Room for Improvement Remains in Contractor Usage
The benefits of employing third-party contractors to round out services capabilities are well known, including greater scope and scale of serviceable regions and the efficiency benefits inherent to an on-demand field force.
But even as organizations recognize formidable value from their hybrid services teams, most are failing to leverage the full customer-service benefits of their third-party assets beyond basic service-level agreement requirements, a new study finds.
According the Aberdeen Group’s latest report, Contractor Management: Strengthen Service with a Third-Party Field Service Team, companies with both contract and in-house services personnel fall well behind their peers when it comes to scheduling services calls in a way that best suit the customer’s schedule and needs.

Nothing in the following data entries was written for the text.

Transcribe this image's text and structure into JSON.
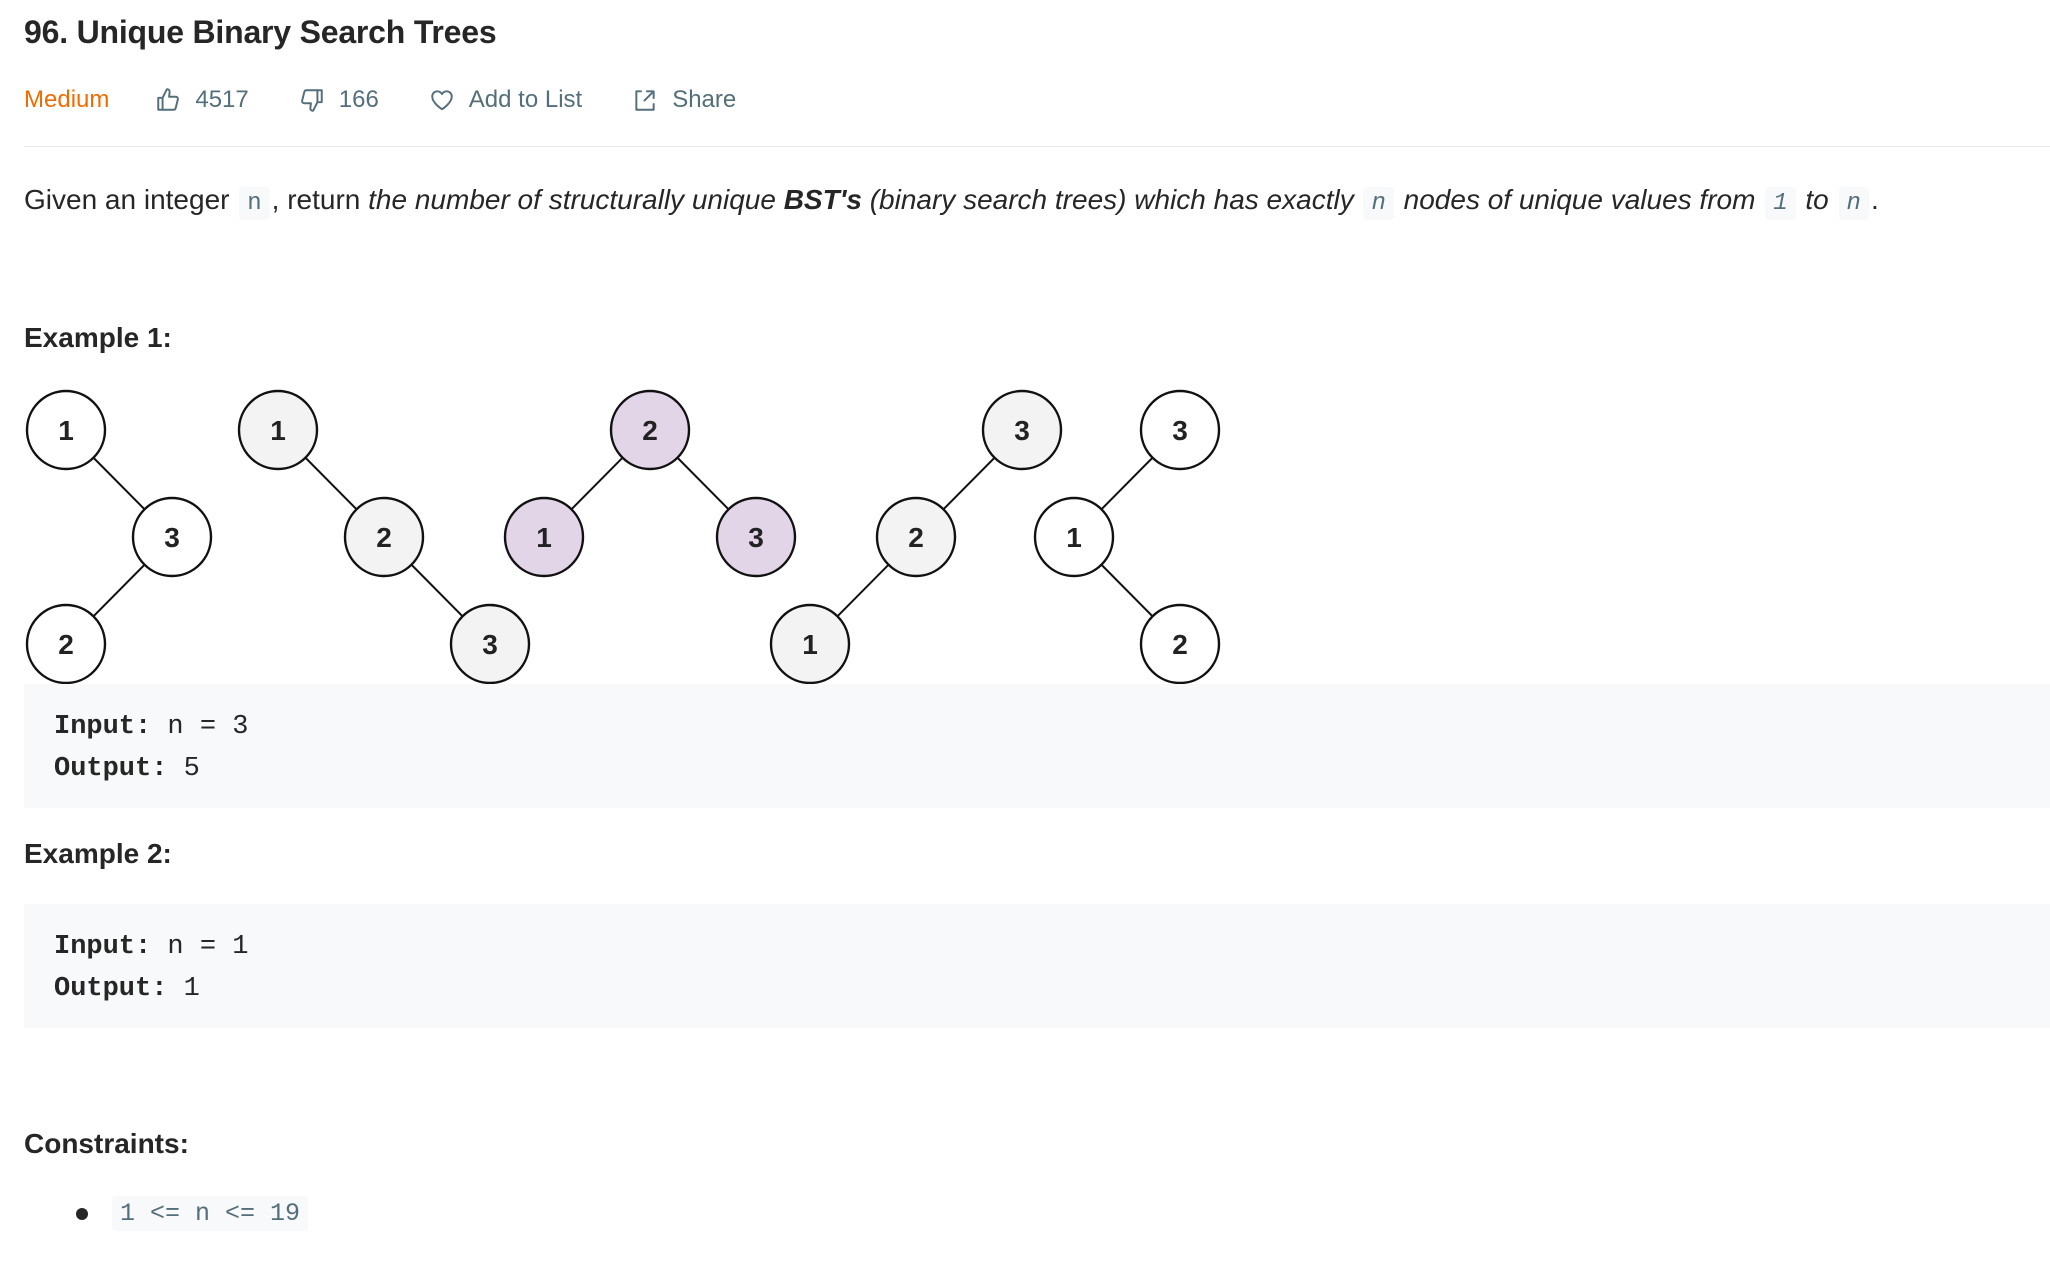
{
  "title": "96. Unique Binary Search Trees",
  "meta": {
    "difficulty": "Medium",
    "likes": "4517",
    "dislikes": "166",
    "add_to_list": "Add to List",
    "share": "Share",
    "icons": [
      "thumbs-up-icon",
      "thumbs-down-icon",
      "heart-icon",
      "share-icon"
    ]
  },
  "description": {
    "p1": "Given an integer ",
    "c1": "n",
    "p2": ", return ",
    "i1": "the number of structurally unique ",
    "b1": "BST's",
    "i2": " (binary search trees) which has exactly ",
    "c2": "n",
    "i3": " nodes of unique values from ",
    "c3": "1",
    "i4": " to ",
    "c4": "n",
    "p3": "."
  },
  "example1": {
    "heading": "Example 1:",
    "input_label": "Input:",
    "input_value": " n = 3",
    "output_label": "Output:",
    "output_value": " 5"
  },
  "trees": {
    "colors": {
      "white": "#ffffff",
      "gray": "#f3f3f3",
      "purple": "#e2d5e8",
      "stroke": "#111111"
    },
    "nodes": [
      {
        "label": "1",
        "fill": "white"
      },
      {
        "label": "3",
        "fill": "white"
      },
      {
        "label": "2",
        "fill": "white"
      },
      {
        "label": "1",
        "fill": "gray"
      },
      {
        "label": "2",
        "fill": "gray"
      },
      {
        "label": "3",
        "fill": "gray"
      },
      {
        "label": "2",
        "fill": "purple"
      },
      {
        "label": "1",
        "fill": "purple"
      },
      {
        "label": "3",
        "fill": "purple"
      },
      {
        "label": "3",
        "fill": "gray"
      },
      {
        "label": "2",
        "fill": "gray"
      },
      {
        "label": "1",
        "fill": "gray"
      },
      {
        "label": "3",
        "fill": "white"
      },
      {
        "label": "1",
        "fill": "white"
      },
      {
        "label": "2",
        "fill": "white"
      }
    ]
  },
  "example2": {
    "heading": "Example 2:",
    "input_label": "Input:",
    "input_value": " n = 1",
    "output_label": "Output:",
    "output_value": " 1"
  },
  "constraints": {
    "heading": "Constraints:",
    "items": [
      "1 <= n <= 19"
    ]
  }
}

Making customer availability the top priority when scheduling services appointments is now standard fare for 48 percent of what Aberdeen terms best-in-class organizations, a designation given to those with successful — and profitable — services units. Organizations that employ only in-house service personnel fare nearly as well in making the customer the top priority at 47 percent. Only 33 percent of those who use third-party contractors, however, say they focus on customer availability when scheduling service calls, Aberdeen found.

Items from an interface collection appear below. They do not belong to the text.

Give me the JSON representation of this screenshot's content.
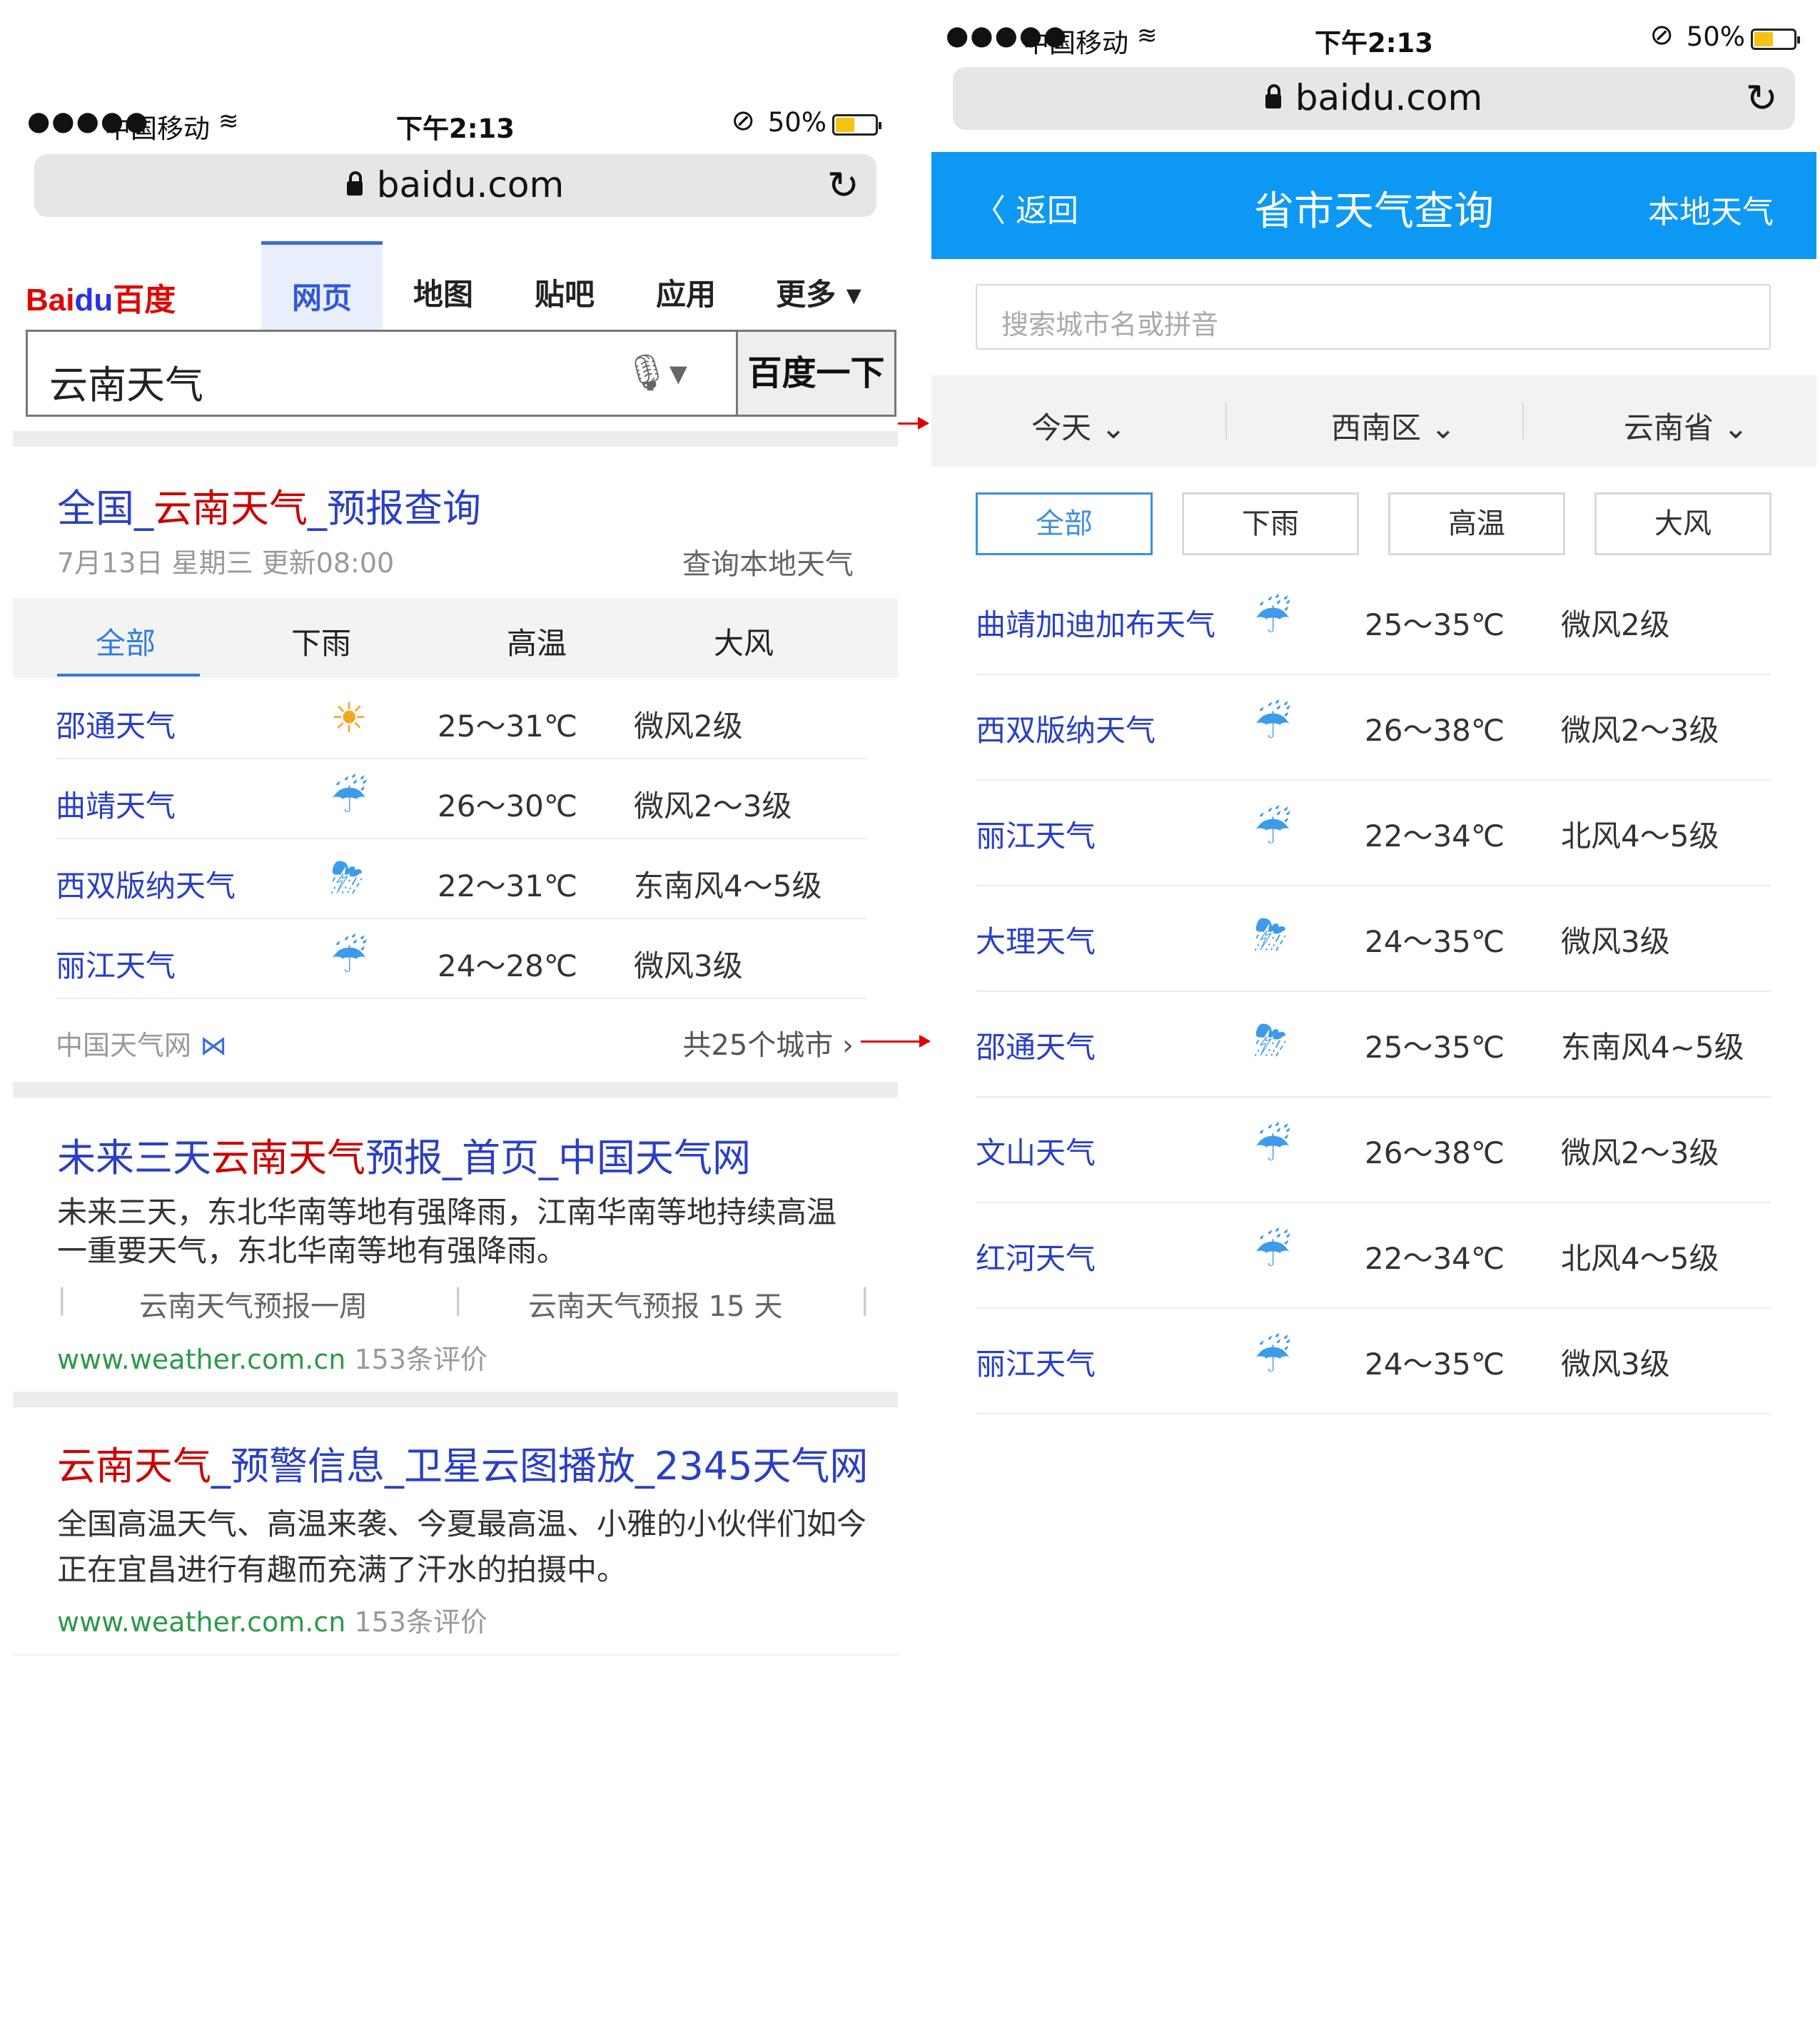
{
  "status": {
    "signal": "●●●●●",
    "carrier": "中国移动",
    "wifi": "≋",
    "time": "下午2:13",
    "lockrot": "🔒",
    "battery": "50%"
  },
  "url": {
    "domain": "baidu.com",
    "reload": "↻"
  },
  "left": {
    "logo": "Bai百度",
    "logo_mid": "du",
    "tabs": [
      "网页",
      "地图",
      "贴吧",
      "应用",
      "更多 ▾"
    ],
    "search": {
      "query": "云南天气",
      "mic": "🎙▾",
      "button": "百度一下"
    },
    "result1": {
      "t1": "全国_",
      "t2": "云南天气",
      "t3": "_预报查询",
      "date": "7月13日 星期三 更新08:00",
      "local": "查询本地天气",
      "wtabs": [
        "全部",
        "下雨",
        "高温",
        "大风"
      ],
      "rows": [
        {
          "city": "邵通天气",
          "icon": "☀",
          "temp": "25～31℃",
          "wind": "微风2级"
        },
        {
          "city": "曲靖天气",
          "icon": "☔",
          "temp": "26～30℃",
          "wind": "微风2～3级"
        },
        {
          "city": "西双版纳天气",
          "icon": "⛈",
          "temp": "22～31℃",
          "wind": "东南风4～5级"
        },
        {
          "city": "丽江天气",
          "icon": "☔",
          "temp": "24～28℃",
          "wind": "微风3级"
        }
      ],
      "source": "中国天气网",
      "source_icon": "⋈",
      "more": "共25个城市 ›"
    },
    "result2": {
      "t1": "未来三天",
      "t2": "云南天气",
      "t3": "预报_首页_中国天气网",
      "snippet1": "未来三天，东北华南等地有强降雨，江南华南等地持续高温",
      "snippet2": "一重要天气，东北华南等地有强降雨。",
      "link1": "云南天气预报一周",
      "link2": "云南天气预报 15 天",
      "url": "www.weather.com.cn",
      "reviews": "153条评价"
    },
    "result3": {
      "t1": "云南天气",
      "t2": "_预警信息_卫星云图播放_2345天气网",
      "snippet1": "全国高温天气、高温来袭、今夏最高温、小雅的小伙伴们如今",
      "snippet2": "正在宜昌进行有趣而充满了汗水的拍摄中。",
      "url": "www.weather.com.cn",
      "reviews": "153条评价"
    }
  },
  "right": {
    "back": "〈 返回",
    "title": "省市天气查询",
    "local": "本地天气",
    "search_placeholder": "搜索城市名或拼音",
    "filters": [
      "今天 ⌄",
      "西南区 ⌄",
      "云南省 ⌄"
    ],
    "chips": [
      "全部",
      "下雨",
      "高温",
      "大风"
    ],
    "rows": [
      {
        "city": "曲靖加迪加布天气",
        "icon": "☔",
        "temp": "25～35℃",
        "wind": "微风2级"
      },
      {
        "city": "西双版纳天气",
        "icon": "☔",
        "temp": "26～38℃",
        "wind": "微风2～3级"
      },
      {
        "city": "丽江天气",
        "icon": "☔",
        "temp": "22～34℃",
        "wind": "北风4～5级"
      },
      {
        "city": "大理天气",
        "icon": "⛈",
        "temp": "24～35℃",
        "wind": "微风3级"
      },
      {
        "city": "邵通天气",
        "icon": "⛈",
        "temp": "25～35℃",
        "wind": "东南风4~5级"
      },
      {
        "city": "文山天气",
        "icon": "☔",
        "temp": "26～38℃",
        "wind": "微风2～3级"
      },
      {
        "city": "红河天气",
        "icon": "☔",
        "temp": "22～34℃",
        "wind": "北风4～5级"
      },
      {
        "city": "丽江天气",
        "icon": "☔",
        "temp": "24～35℃",
        "wind": "微风3级"
      }
    ]
  },
  "colors": {
    "accent": "#0d99f3",
    "link": "#2a3fc6",
    "highlight": "#cc0000",
    "url": "#2b9a49",
    "arrow": "#e00000"
  }
}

“If a customer is not available for a service visit, does it really matter if you showed up on time?” asks Aly Pinder, an Aberdeen senior research analyst specializing in service management and the author of the report. “Of course the service organization can still charge for the missed appointment, but the asset is still unproductive, the customer still needs service and the field service team still needs to send out another costly truck roll.
“This scenario leads to a loss for all parties,” says Pinder.
Contrast that with the way organizations with third-party workers forces are leveraging their forces. Such companies excel at asset-centric scheduling, which puts the focus not on the customer, but rather on the availability of the technicians with the goal of maximizing uptime. More than one-third (34 percent) of organizations with contract field forces polled by Aberdeen approach scheduling this way as opposed to just 24 percent of best-in-class firms and 31 percent of in-house-only companies.
The difference is even greater when it comes to the more myopic view of service scheduling to satisfy basic provisions of service-level agreements. More than a quarter (26 percent) of those that employ third parties say they are SLA-centric. Meanwhile only 14 percent of best-in-class firms and 9 percent of those with no outside contractors say SLAs are the guiding force in service appointment-making.
“Leveraging a third-party workforce allows service organizations more flexibility in automatically scheduling and dispatching based on customer needs as there are now more qualified resources to spread around based on fluctuations in demand,” says Pinder. “Unfortunately, organizations have been too focused on just using third parties to still meet SLAs and not to better meet the needs of the customer’s timeline.
“This is a clear opportunity for organizations to improve in how they maximize the value of the contracted workforce,” Pinder says.